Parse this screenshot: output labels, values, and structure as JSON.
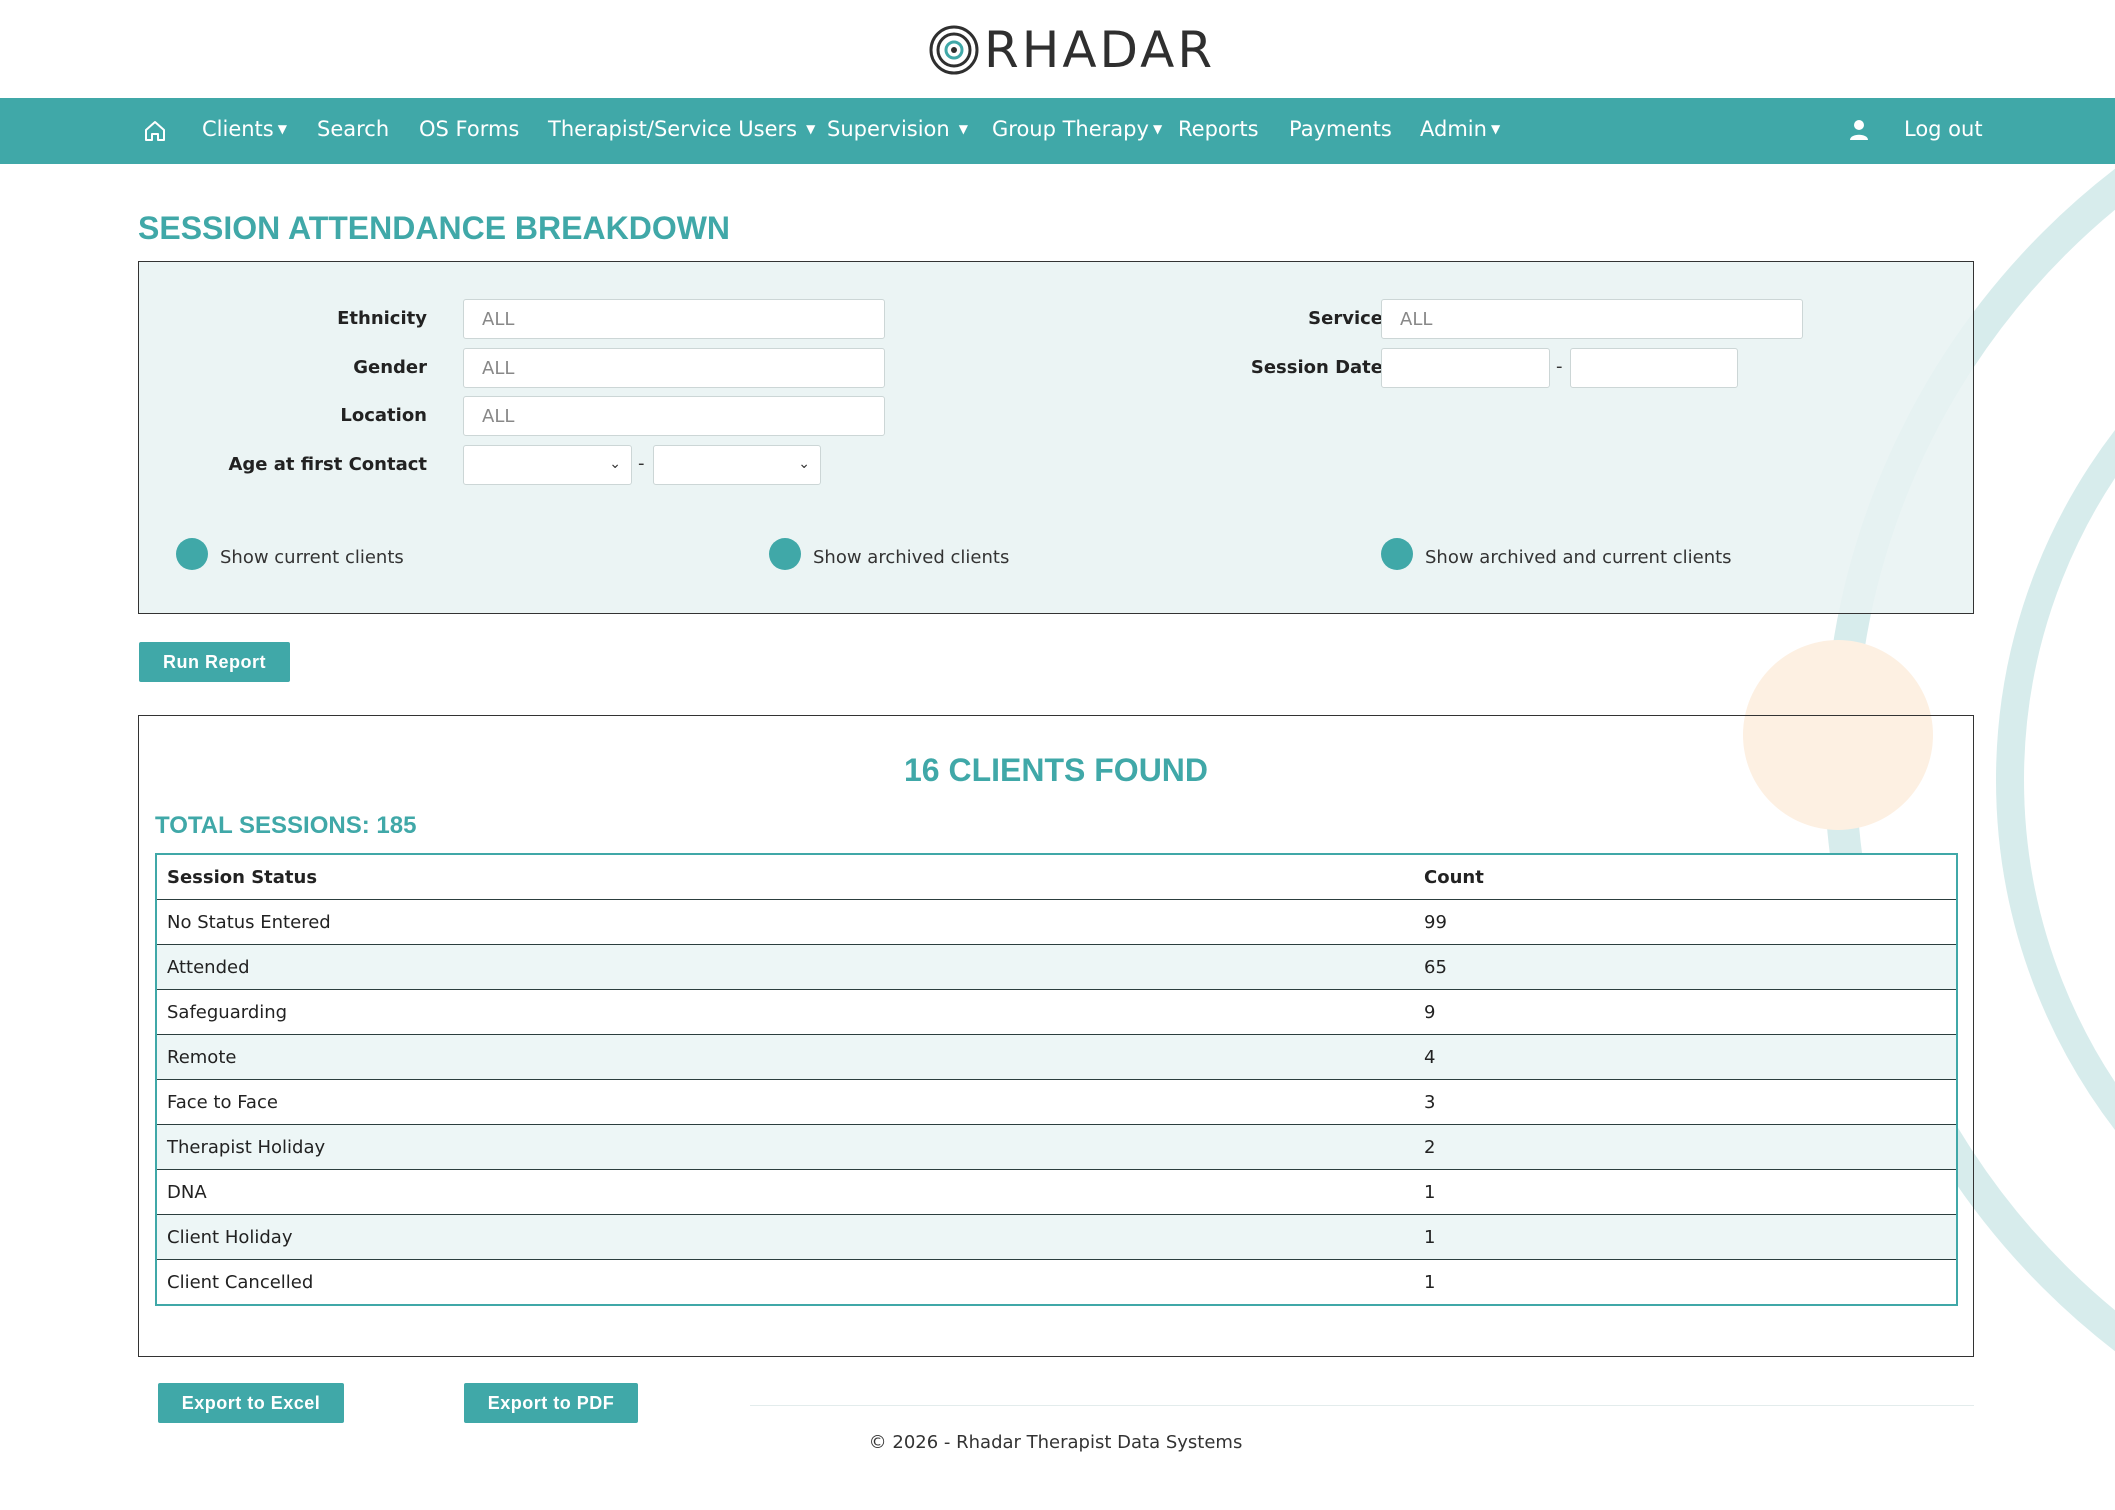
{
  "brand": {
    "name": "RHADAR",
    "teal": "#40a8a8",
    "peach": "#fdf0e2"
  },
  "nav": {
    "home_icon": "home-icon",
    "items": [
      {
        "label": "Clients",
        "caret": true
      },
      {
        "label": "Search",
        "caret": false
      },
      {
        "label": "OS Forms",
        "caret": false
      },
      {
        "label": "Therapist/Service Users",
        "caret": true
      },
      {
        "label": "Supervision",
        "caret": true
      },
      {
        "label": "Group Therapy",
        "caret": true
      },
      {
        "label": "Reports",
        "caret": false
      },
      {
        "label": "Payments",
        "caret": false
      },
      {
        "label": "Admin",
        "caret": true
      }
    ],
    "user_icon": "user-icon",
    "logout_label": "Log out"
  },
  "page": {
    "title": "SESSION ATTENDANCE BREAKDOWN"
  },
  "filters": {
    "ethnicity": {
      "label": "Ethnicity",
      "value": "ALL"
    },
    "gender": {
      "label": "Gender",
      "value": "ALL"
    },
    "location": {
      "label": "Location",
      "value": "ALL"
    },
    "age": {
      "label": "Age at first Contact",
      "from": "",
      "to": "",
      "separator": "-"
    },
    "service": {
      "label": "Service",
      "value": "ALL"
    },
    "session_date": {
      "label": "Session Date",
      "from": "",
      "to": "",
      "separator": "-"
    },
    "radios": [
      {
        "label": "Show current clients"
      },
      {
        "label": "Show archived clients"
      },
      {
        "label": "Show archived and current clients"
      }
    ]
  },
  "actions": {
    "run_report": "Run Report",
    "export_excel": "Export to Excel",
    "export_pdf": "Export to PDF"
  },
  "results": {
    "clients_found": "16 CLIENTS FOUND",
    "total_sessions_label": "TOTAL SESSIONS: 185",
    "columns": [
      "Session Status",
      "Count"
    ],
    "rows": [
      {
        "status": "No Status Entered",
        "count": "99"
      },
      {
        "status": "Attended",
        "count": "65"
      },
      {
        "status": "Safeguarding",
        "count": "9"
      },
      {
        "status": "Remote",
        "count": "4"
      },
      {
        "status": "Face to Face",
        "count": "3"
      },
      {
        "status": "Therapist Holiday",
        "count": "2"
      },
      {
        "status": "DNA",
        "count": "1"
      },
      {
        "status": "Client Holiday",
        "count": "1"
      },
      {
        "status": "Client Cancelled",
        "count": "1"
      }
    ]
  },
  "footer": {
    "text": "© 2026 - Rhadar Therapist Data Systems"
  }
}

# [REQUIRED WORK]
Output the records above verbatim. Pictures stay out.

# [EXERCISE ANSWER]
Parse this screenshot: output labels, values, and structure as JSON.
{
  "brand": {
    "name": "RHADAR",
    "teal": "#40a8a8",
    "peach": "#fdf0e2"
  },
  "nav": {
    "home_icon": "home-icon",
    "items": [
      {
        "label": "Clients",
        "caret": true
      },
      {
        "label": "Search",
        "caret": false
      },
      {
        "label": "OS Forms",
        "caret": false
      },
      {
        "label": "Therapist/Service Users",
        "caret": true
      },
      {
        "label": "Supervision",
        "caret": true
      },
      {
        "label": "Group Therapy",
        "caret": true
      },
      {
        "label": "Reports",
        "caret": false
      },
      {
        "label": "Payments",
        "caret": false
      },
      {
        "label": "Admin",
        "caret": true
      }
    ],
    "user_icon": "user-icon",
    "logout_label": "Log out"
  },
  "page": {
    "title": "SESSION ATTENDANCE BREAKDOWN"
  },
  "filters": {
    "ethnicity": {
      "label": "Ethnicity",
      "value": "ALL"
    },
    "gender": {
      "label": "Gender",
      "value": "ALL"
    },
    "location": {
      "label": "Location",
      "value": "ALL"
    },
    "age": {
      "label": "Age at first Contact",
      "from": "",
      "to": "",
      "separator": "-"
    },
    "service": {
      "label": "Service",
      "value": "ALL"
    },
    "session_date": {
      "label": "Session Date",
      "from": "",
      "to": "",
      "separator": "-"
    },
    "radios": [
      {
        "label": "Show current clients"
      },
      {
        "label": "Show archived clients"
      },
      {
        "label": "Show archived and current clients"
      }
    ]
  },
  "actions": {
    "run_report": "Run Report",
    "export_excel": "Export to Excel",
    "export_pdf": "Export to PDF"
  },
  "results": {
    "clients_found": "16 CLIENTS FOUND",
    "total_sessions_label": "TOTAL SESSIONS: 185",
    "columns": [
      "Session Status",
      "Count"
    ],
    "rows": [
      {
        "status": "No Status Entered",
        "count": "99"
      },
      {
        "status": "Attended",
        "count": "65"
      },
      {
        "status": "Safeguarding",
        "count": "9"
      },
      {
        "status": "Remote",
        "count": "4"
      },
      {
        "status": "Face to Face",
        "count": "3"
      },
      {
        "status": "Therapist Holiday",
        "count": "2"
      },
      {
        "status": "DNA",
        "count": "1"
      },
      {
        "status": "Client Holiday",
        "count": "1"
      },
      {
        "status": "Client Cancelled",
        "count": "1"
      }
    ]
  },
  "footer": {
    "text": "© 2026 - Rhadar Therapist Data Systems"
  }
}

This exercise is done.